> [Problem requirements] Check each line of the material below, and copy it if it holds the string "фотографий".

> [Given information]

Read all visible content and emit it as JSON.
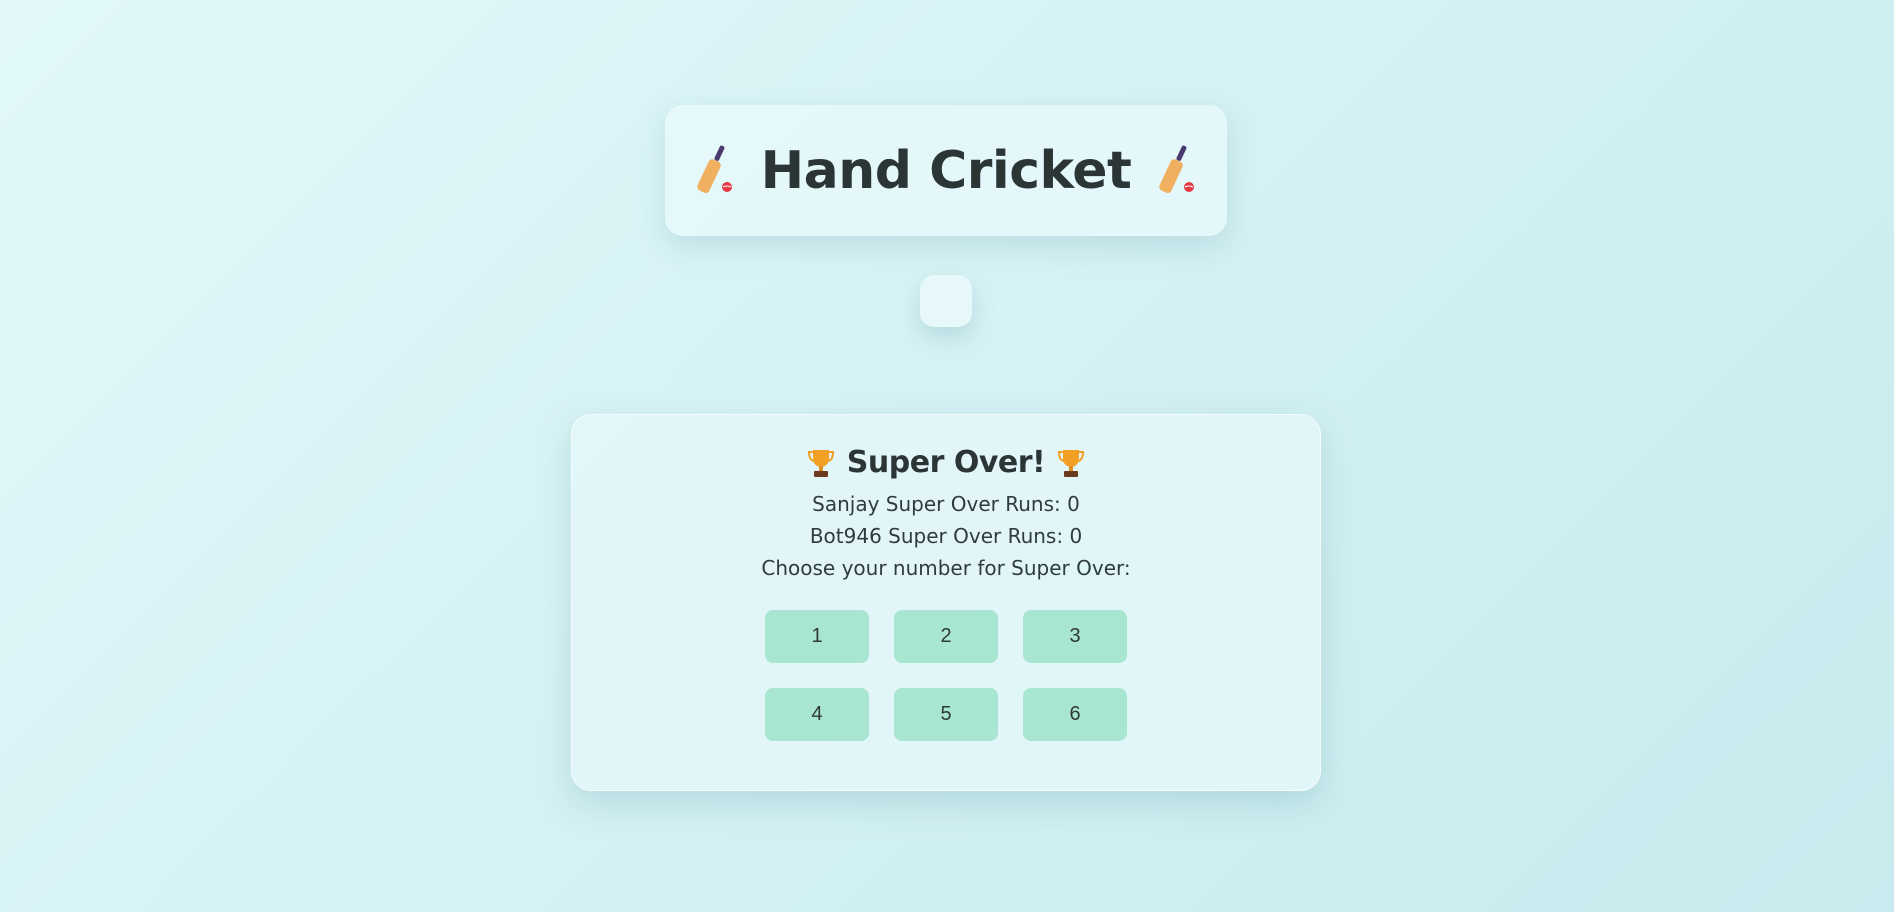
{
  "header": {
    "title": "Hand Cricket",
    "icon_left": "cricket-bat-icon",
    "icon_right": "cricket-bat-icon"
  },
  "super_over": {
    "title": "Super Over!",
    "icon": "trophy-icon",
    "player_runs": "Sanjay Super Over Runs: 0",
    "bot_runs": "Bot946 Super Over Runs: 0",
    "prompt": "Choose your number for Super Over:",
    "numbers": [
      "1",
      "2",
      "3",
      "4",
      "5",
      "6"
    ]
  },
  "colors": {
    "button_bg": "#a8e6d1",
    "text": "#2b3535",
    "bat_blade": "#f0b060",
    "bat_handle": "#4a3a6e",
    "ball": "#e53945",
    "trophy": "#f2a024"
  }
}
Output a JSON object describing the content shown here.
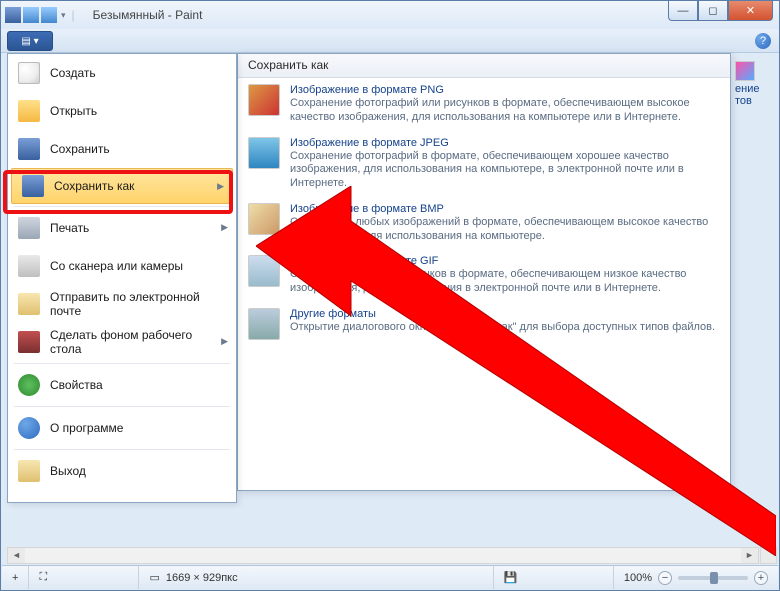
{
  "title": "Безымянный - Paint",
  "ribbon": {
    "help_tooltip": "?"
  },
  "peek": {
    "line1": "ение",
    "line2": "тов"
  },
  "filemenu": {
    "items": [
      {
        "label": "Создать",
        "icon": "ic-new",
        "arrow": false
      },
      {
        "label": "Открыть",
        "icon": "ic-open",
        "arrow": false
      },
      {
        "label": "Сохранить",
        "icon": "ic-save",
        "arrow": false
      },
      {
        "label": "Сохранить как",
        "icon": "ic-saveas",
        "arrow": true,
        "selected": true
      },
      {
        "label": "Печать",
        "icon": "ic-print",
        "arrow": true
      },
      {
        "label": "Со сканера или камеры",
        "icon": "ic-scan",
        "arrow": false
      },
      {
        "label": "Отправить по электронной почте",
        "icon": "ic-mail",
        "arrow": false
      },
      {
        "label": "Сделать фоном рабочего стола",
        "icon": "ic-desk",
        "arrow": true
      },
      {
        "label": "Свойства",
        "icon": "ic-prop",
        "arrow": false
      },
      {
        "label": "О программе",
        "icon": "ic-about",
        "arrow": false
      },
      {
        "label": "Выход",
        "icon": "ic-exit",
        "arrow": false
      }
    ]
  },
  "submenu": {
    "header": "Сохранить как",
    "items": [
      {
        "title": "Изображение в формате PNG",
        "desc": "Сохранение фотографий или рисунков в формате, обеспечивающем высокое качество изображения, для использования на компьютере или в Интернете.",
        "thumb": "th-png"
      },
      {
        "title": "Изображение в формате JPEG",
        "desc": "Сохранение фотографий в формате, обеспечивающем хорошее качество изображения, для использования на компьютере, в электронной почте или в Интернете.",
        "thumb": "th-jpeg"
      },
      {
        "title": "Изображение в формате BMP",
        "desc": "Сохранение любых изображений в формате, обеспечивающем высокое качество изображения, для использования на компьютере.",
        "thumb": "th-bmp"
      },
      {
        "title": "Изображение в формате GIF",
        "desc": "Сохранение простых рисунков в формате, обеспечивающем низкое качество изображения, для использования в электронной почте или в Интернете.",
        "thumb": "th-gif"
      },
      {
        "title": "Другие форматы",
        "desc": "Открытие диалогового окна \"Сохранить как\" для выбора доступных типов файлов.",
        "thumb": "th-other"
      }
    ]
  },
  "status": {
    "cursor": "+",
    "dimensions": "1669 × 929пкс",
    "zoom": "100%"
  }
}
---
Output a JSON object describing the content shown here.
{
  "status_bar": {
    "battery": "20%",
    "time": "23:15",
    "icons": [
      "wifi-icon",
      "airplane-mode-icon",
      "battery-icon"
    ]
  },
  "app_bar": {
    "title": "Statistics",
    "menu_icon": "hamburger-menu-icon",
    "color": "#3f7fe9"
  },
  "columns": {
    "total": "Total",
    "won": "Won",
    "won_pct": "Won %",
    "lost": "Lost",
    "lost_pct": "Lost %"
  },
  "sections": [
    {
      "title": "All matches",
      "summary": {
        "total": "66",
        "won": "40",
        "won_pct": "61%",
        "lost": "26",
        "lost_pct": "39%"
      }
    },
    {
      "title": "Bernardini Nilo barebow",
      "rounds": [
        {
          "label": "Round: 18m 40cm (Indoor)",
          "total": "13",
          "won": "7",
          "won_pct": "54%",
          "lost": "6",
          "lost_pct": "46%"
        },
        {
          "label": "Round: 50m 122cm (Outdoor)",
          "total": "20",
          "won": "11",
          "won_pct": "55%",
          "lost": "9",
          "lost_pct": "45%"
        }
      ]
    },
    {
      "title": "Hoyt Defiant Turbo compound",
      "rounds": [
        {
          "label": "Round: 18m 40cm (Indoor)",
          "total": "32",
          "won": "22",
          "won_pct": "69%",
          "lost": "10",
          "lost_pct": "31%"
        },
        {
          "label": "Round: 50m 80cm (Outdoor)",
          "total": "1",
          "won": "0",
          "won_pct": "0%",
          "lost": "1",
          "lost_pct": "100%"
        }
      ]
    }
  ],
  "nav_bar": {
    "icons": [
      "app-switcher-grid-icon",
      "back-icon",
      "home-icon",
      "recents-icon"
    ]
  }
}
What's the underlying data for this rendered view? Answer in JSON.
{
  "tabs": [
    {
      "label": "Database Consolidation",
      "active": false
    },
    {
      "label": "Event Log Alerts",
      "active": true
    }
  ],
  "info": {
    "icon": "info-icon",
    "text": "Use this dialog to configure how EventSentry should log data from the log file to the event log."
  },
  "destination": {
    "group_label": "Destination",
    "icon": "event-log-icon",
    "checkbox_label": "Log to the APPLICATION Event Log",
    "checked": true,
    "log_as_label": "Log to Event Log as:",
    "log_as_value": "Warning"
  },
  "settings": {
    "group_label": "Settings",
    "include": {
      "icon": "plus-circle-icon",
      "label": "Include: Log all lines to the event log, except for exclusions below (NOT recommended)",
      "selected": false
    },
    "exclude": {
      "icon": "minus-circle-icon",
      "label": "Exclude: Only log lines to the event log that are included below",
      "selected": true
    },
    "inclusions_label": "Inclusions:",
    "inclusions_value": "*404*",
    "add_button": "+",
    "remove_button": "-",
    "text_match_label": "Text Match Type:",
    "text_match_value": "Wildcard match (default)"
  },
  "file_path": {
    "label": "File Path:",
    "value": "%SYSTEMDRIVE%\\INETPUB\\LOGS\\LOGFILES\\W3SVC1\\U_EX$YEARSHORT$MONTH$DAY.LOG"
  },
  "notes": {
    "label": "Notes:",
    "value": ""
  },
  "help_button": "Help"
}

> [Reply to the exercise]
        "desc": "Сохранение фотографий или рисунков в формате, обеспечивающем высокое качество изображения, для использования на компьютере или в Интернете.",
        "desc": "Сохранение фотографий в формате, обеспечивающем хорошее качество изображения, для использования на компьютере, в электронной почте или в Интернете.",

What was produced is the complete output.